**Problem:** Within the records below, filter for lines carrying the word "author" and copy them.

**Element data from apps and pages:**
■ ■ ■ ■ ■ ■ ■

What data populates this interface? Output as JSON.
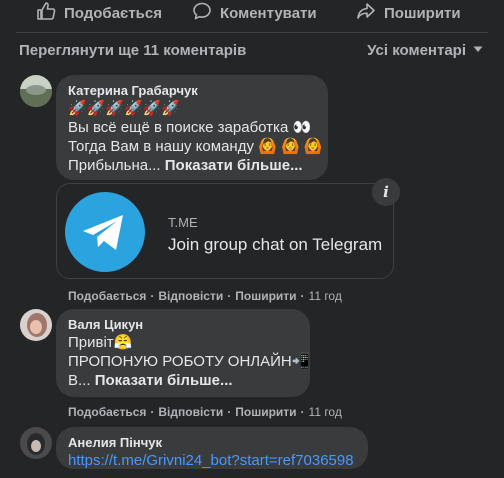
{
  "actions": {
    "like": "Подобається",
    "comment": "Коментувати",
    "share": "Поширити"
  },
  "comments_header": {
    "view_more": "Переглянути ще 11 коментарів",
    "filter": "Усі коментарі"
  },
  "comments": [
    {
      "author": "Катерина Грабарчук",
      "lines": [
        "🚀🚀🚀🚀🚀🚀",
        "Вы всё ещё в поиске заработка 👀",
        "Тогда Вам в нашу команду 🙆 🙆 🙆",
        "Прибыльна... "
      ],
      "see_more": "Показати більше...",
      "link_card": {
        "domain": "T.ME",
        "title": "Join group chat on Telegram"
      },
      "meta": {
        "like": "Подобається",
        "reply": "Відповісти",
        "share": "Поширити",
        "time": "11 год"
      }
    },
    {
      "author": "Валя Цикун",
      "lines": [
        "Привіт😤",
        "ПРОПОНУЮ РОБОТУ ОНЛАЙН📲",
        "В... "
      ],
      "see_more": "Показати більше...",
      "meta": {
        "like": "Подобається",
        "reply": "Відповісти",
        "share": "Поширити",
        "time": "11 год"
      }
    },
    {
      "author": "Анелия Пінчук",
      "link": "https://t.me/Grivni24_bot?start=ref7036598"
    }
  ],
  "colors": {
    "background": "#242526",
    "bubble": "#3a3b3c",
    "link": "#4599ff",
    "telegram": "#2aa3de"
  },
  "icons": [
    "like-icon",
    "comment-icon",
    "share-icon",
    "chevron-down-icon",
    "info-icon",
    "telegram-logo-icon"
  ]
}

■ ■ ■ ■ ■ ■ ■

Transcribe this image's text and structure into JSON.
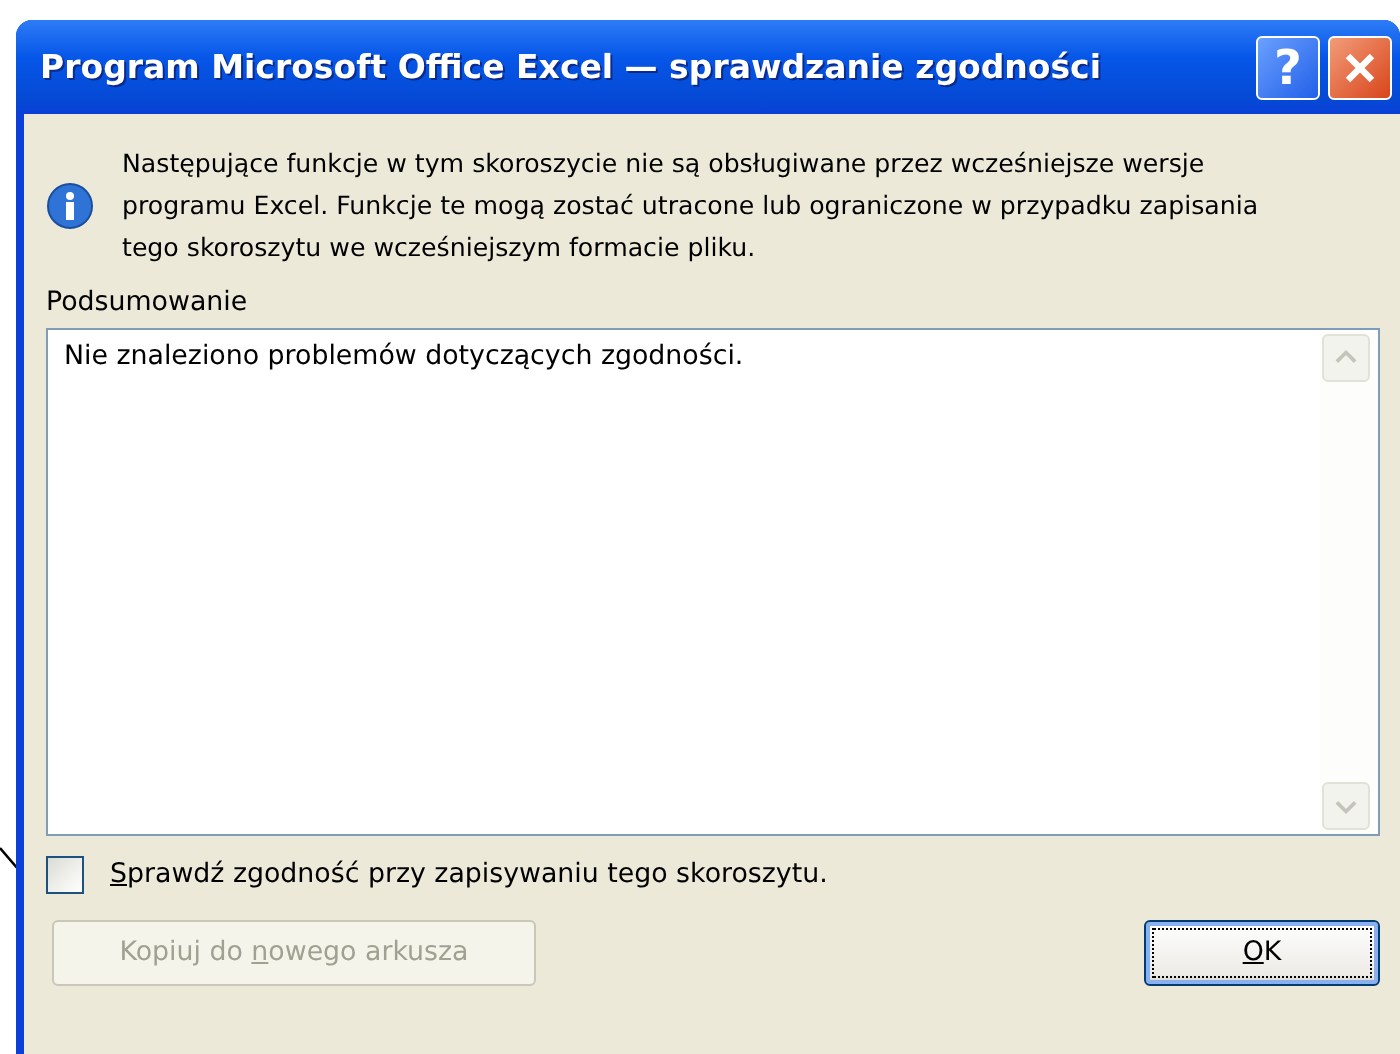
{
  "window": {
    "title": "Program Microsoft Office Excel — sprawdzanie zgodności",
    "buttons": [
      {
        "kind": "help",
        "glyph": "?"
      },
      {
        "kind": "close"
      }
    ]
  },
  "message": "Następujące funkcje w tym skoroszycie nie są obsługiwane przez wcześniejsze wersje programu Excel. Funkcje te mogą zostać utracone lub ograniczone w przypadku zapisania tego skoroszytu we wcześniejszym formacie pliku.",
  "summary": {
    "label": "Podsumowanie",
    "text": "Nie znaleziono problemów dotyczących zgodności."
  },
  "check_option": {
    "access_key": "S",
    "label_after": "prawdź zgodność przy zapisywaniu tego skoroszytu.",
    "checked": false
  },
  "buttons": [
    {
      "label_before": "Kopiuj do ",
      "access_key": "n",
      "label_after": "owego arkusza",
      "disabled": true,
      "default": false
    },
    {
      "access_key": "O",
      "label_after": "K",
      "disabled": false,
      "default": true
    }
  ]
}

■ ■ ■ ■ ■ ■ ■

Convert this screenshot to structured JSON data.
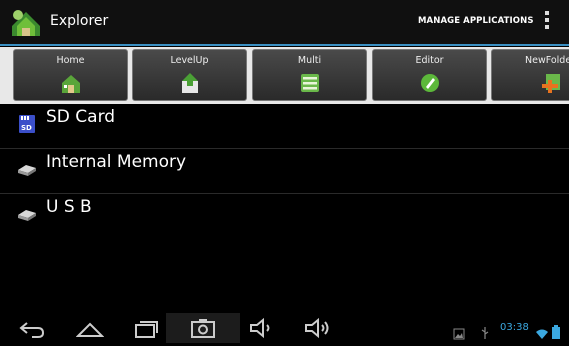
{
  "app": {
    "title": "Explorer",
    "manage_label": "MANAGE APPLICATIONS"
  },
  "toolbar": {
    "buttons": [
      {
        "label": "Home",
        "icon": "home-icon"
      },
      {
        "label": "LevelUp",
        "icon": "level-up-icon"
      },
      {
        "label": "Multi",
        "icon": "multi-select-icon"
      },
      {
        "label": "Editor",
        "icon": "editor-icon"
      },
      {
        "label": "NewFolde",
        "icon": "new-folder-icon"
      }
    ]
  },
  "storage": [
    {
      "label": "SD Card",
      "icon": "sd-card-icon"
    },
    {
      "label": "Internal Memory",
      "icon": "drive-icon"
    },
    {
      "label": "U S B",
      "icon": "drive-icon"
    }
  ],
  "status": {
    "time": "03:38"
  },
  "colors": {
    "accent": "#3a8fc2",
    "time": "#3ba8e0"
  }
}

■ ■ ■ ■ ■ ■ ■

**Answer area:**
      "author": "Катерина Грабарчук",
      "author": "Валя Цикун",
      "author": "Анелия Пінчук",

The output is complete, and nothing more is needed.